Melody is the main theme of a musical piece — the part that tends to get stuck in our minds when we listen to a song that we are particularly fond of. Interestingly, the actual pitch of notes, i.e. the frequency, is not necessarily relevant to melody. It is the relative distance between the notes, or interval, that matters. For instance, not every “Happy Birthday” starts on the same pitch (or note); yet, if the relative distance between the notes remains the same, we are able to identify the song with relative ease.
Finally, harmony is related to the pitches of different tones and the relationship between them. This leads to the ability to set up tonal contexts, which lead to certain musical expectations that a composer can either meet or violate for expressive purposes. An example of such a violation is deceptive cadence, a chord progression in which the dominant chord is followed by a chord other than the tonic.
Overall, sound is a mental image created by our brains. A source, typically a musical instrument or vocal chords, generates a sound wave comprised of the elements above, which then displaces air molecules as it travels through its surrounding environment, eventually reaching our eardrum, which in turn starts wiggling at the same frequency as the pitch that the sound was endowed with. Humans can hear within a frequency range of 20Hz to 20kHz — that means, our physiological properties are sensitive within this range.
Elaborating on timbre
Timbre is regarded as one of music’s most mysterious and ill-defined properties and thus deserves some further discussion. Now this requires a little physics, but we shall keep it light.

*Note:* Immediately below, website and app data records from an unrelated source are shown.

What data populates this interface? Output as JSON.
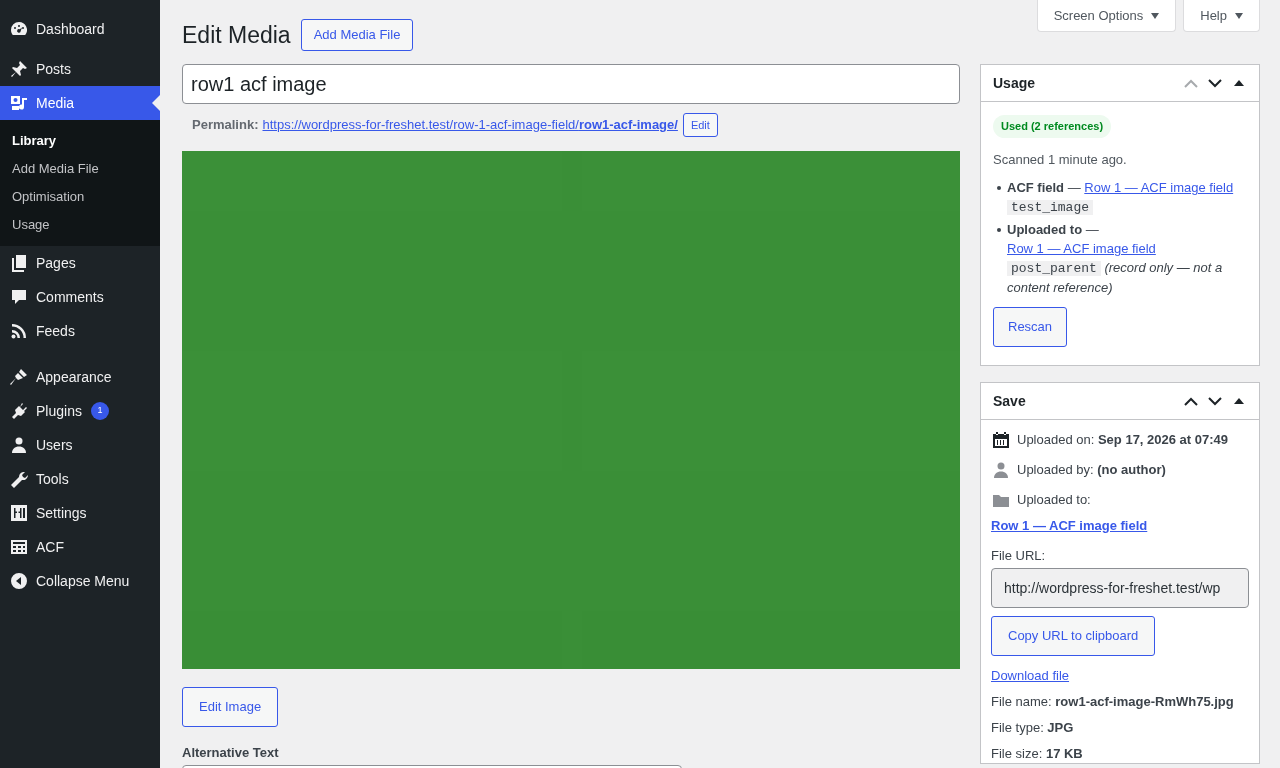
{
  "sidebar": {
    "items": [
      {
        "label": "Dashboard",
        "selected": false
      },
      {
        "label": "Posts",
        "selected": false
      },
      {
        "label": "Media",
        "selected": true,
        "children": [
          {
            "label": "Library",
            "selected": true
          },
          {
            "label": "Add Media File",
            "selected": false
          },
          {
            "label": "Optimisation",
            "selected": false
          },
          {
            "label": "Usage",
            "selected": false
          }
        ]
      },
      {
        "label": "Pages",
        "selected": false
      },
      {
        "label": "Comments",
        "selected": false
      },
      {
        "label": "Feeds",
        "selected": false
      },
      {
        "label": "Appearance",
        "selected": false
      },
      {
        "label": "Plugins",
        "selected": false,
        "badge": "1"
      },
      {
        "label": "Users",
        "selected": false
      },
      {
        "label": "Tools",
        "selected": false
      },
      {
        "label": "Settings",
        "selected": false
      },
      {
        "label": "ACF",
        "selected": false
      },
      {
        "label": "Collapse Menu",
        "selected": false
      }
    ]
  },
  "top_buttons": [
    "Screen Options",
    "Help"
  ],
  "title": "Edit Media",
  "add_button": "Add Media File",
  "title_field": {
    "value": "row1 acf image"
  },
  "permalink": {
    "label": "Permalink:",
    "url": "https://wordpress-for-freshet.test/row-1-acf-image-field/**row1-acf-image/**",
    "edit": "Edit"
  },
  "image": {
    "kind": "picture"
  },
  "edit_image_button": "Edit Image",
  "alt_text": {
    "label": "Alternative Text"
  },
  "usage_box": {
    "title": "Usage",
    "badge": "Used (2 references)",
    "scanned": "Scanned 1 minute ago.",
    "references": [
      {
        "type": "ACF field",
        "separator": "—",
        "link": "Row 1 — ACF image field",
        "code": "test_image"
      },
      {
        "type": "Uploaded to",
        "separator": "—",
        "link": "Row 1 — ACF image field",
        "code": "post_parent",
        "note": "(record only — not a content reference)"
      }
    ],
    "button": "Rescan"
  },
  "save_box": {
    "title": "Save",
    "uploaded_on": {
      "label": "Uploaded on:",
      "value": "Sep 17, 2026 at 07:49"
    },
    "uploaded_by": {
      "label": "Uploaded by:",
      "value": "(no author)"
    },
    "uploaded_to": {
      "label": "Uploaded to:",
      "link": "Row 1 — ACF image field"
    },
    "file_url": {
      "label": "File URL:",
      "value": "http://wordpress-for-freshet.test/wp"
    },
    "copy_button": "Copy URL to clipboard",
    "download": "Download file",
    "details": [
      {
        "label": "File name:",
        "value": "row1-acf-image-RmWh75.jpg"
      },
      {
        "label": "File type:",
        "value": "JPG"
      },
      {
        "label": "File size:",
        "value": "17 KB"
      }
    ]
  }
}
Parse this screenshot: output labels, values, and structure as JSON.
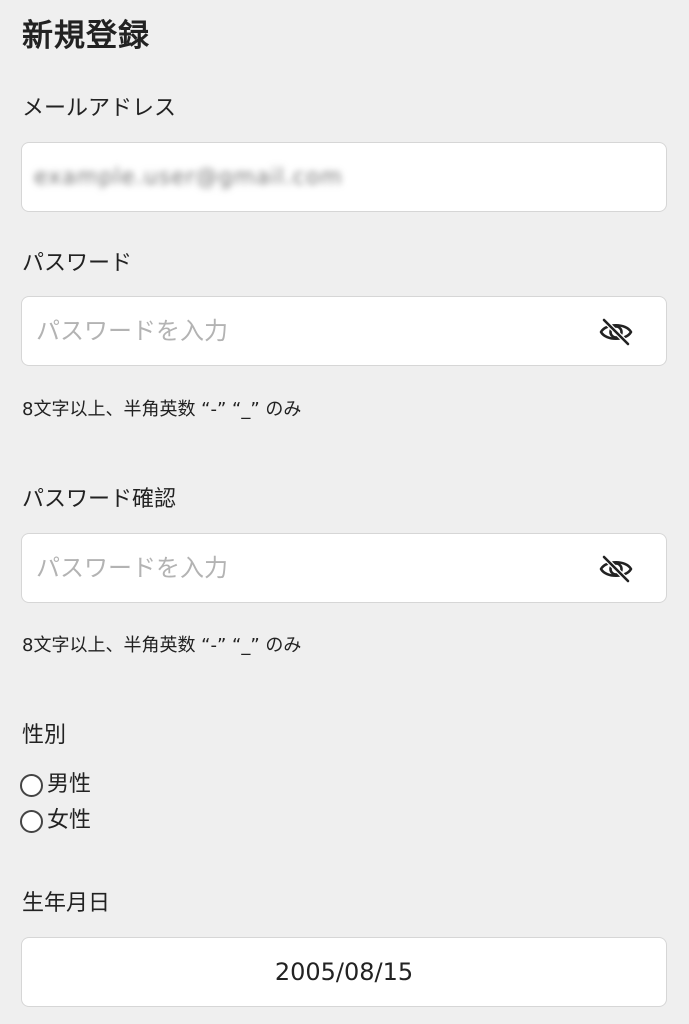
{
  "page": {
    "title": "新規登録"
  },
  "email": {
    "label": "メールアドレス",
    "value": "example.user@gmail.com"
  },
  "password": {
    "label": "パスワード",
    "placeholder": "パスワードを入力",
    "hint": "8文字以上、半角英数 “-” “_” のみ",
    "toggle_icon": "eye-off-icon"
  },
  "password_confirm": {
    "label": "パスワード確認",
    "placeholder": "パスワードを入力",
    "hint": "8文字以上、半角英数 “-” “_” のみ",
    "toggle_icon": "eye-off-icon"
  },
  "gender": {
    "label": "性別",
    "options": [
      {
        "label": "男性",
        "selected": false
      },
      {
        "label": "女性",
        "selected": false
      }
    ]
  },
  "birthday": {
    "label": "生年月日",
    "value": "2005/08/15"
  }
}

The general tuning standard used today is called A440. This denotes the note A, found above the middle C on a piano, as having a frequency of 440Hz. Having this system in place helps us collaborate with fellow musicians across the globe by having our instruments’ tuning standardized. However, since there are only 12 notes in an octave, multiple keys with the note A will be found on a piano. These are all integer-multiples of 440Hz, i.e. 55Hz, 110Hz, 220Hz, 880Hz, etc. In harmonics, this is called an overtone series and is essential to the perception of timbre. When you hear a saxophone play a note at 220Hz (first harmonic), you actually perceive not only the note at 220Hz, but also its overtone series at 440Hz (second harmonic), 880Hz (third harmonic), 1760Hz (fourth harmonic), etc.

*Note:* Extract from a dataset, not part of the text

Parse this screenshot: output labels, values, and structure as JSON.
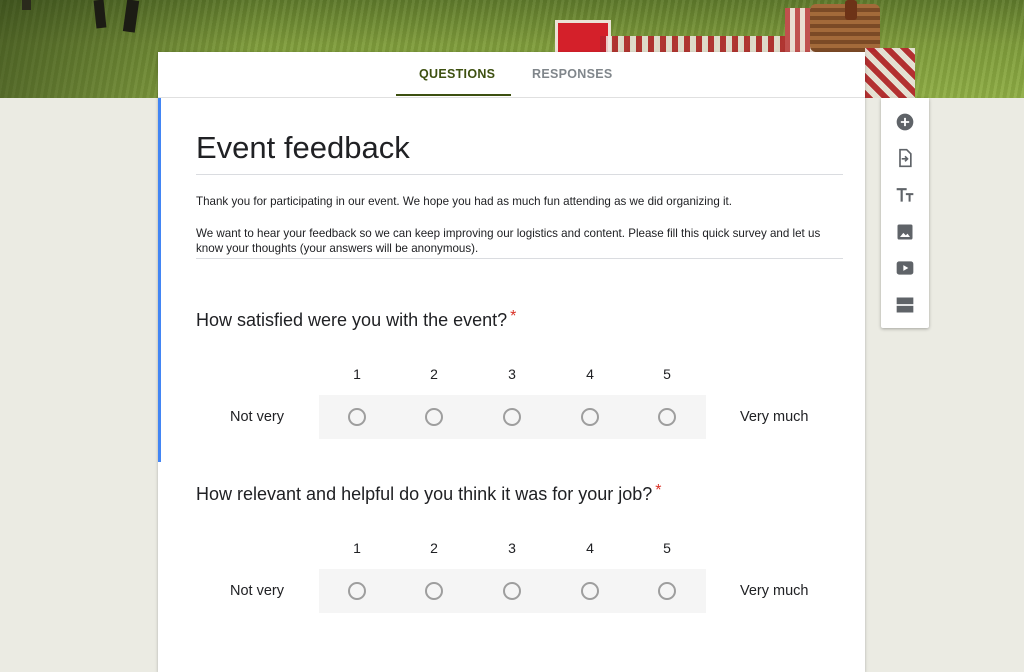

What makes each instrument unique is the intensity of each of these overtone frequencies. Clarinets, for instance, are characterized by having high amounts of energy in the odd harmonics — third, fifth, seventh, and so on. Trumpets, by contrast, have relatively even amounts of energy in the odd and even harmonics. Timbre can also change on the same instrument. For instance, bowing a violin in the center yields mostly odd harmonics and thus can sound similar to a clarinet. However, when bowed one third of the way down, the violin emphasizes the third harmonic and its multiples (sixth, ninth, twelfth, etc.). This is also the principle by which synthesizers work. They essentially generate frequencies with a specific overtone profile to either mimic an already existing instrument or produce less explored, at times otherworldly, sounds.

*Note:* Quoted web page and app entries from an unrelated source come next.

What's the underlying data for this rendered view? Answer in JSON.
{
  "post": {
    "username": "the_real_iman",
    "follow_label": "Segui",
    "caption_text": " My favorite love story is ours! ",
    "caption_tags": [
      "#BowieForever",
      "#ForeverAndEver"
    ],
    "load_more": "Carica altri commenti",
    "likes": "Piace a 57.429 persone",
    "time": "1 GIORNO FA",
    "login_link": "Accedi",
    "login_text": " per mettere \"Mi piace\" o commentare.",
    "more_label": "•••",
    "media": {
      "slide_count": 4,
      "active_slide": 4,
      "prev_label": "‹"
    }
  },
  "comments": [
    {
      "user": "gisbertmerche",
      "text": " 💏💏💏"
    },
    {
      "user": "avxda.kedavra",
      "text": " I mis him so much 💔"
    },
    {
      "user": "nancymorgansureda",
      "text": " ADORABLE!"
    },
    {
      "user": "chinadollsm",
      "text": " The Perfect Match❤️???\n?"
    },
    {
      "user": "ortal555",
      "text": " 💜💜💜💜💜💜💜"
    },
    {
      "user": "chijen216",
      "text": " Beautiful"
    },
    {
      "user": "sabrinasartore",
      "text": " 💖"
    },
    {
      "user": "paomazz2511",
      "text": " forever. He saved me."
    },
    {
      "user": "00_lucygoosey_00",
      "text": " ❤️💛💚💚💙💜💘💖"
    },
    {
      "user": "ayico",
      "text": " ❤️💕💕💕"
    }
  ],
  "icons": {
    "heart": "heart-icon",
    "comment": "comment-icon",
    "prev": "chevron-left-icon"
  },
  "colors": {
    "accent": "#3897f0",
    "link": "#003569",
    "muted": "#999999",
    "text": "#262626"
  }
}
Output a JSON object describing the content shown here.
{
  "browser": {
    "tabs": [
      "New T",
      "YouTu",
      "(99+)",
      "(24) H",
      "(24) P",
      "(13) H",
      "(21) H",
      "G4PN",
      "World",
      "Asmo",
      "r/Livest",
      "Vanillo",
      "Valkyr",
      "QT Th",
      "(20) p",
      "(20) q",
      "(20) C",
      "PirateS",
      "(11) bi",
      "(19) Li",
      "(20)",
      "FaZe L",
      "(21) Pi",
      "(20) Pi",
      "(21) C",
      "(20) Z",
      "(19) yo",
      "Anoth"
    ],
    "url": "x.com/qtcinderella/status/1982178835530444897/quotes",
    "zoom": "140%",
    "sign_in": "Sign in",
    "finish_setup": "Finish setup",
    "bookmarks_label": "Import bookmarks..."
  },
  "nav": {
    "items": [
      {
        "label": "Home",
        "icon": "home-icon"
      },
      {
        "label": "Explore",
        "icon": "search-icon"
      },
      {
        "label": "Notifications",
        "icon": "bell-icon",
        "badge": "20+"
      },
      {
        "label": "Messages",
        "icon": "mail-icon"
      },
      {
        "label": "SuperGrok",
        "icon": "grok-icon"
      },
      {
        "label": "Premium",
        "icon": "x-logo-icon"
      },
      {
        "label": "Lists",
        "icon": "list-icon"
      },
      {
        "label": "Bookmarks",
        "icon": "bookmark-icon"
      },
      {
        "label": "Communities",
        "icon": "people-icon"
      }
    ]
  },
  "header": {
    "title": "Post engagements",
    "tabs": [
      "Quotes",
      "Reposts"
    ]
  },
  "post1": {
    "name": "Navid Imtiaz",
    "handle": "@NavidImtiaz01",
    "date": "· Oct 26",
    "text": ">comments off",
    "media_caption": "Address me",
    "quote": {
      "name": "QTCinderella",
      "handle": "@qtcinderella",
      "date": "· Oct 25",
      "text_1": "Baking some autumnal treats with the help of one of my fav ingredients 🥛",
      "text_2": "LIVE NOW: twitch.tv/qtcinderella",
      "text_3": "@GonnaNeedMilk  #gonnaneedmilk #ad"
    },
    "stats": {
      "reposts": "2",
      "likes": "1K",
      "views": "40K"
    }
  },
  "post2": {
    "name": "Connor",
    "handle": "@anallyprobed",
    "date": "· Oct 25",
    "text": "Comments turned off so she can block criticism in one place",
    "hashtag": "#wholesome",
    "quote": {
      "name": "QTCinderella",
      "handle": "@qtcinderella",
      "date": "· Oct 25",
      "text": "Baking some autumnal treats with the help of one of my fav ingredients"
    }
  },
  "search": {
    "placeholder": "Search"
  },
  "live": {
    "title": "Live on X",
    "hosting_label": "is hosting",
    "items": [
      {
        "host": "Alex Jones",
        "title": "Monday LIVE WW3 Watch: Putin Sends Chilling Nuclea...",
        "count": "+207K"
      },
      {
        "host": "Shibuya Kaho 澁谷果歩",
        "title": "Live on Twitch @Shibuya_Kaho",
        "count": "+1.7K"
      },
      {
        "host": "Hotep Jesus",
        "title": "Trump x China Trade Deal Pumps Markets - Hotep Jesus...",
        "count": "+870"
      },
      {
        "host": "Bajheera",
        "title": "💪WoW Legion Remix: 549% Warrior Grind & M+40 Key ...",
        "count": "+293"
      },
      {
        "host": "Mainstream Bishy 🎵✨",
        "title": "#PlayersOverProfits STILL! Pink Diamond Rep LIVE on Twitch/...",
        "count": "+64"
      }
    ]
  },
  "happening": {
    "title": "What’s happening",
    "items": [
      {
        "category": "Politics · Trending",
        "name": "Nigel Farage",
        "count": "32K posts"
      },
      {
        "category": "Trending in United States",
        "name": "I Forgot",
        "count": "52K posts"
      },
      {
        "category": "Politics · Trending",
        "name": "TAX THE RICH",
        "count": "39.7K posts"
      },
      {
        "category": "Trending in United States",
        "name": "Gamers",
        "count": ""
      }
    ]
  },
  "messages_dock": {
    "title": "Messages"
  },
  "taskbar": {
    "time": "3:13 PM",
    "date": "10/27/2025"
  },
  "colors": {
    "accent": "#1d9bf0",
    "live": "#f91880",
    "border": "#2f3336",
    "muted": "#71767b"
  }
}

As we have seen, the careful concoction of the basic elements of music can give rise to higher-level concepts that are ultimately perceived by our brains as one coherent piece of song. For interested readers who would like to learn more about these concepts and how artists exploit the functionality of our brains to make their compositions as resonating and enjoyable as possible, I recommend having a look at the references listed below.
 Varèse, E., 1966, The Liberation of Sound. Perspectives of New Music, Vol. 5, №1, pp. 11–19.
 Levitin, D., 2006, This Is Your Brain on Music. The Science of a Human Obsession, New York, Dutton.
 Powell, J., 2011, How Music Works: The Science and Psychology of Beautiful Sounds, from Beethoven to the Beatles and Beyond. New York, Little, Brown Spark.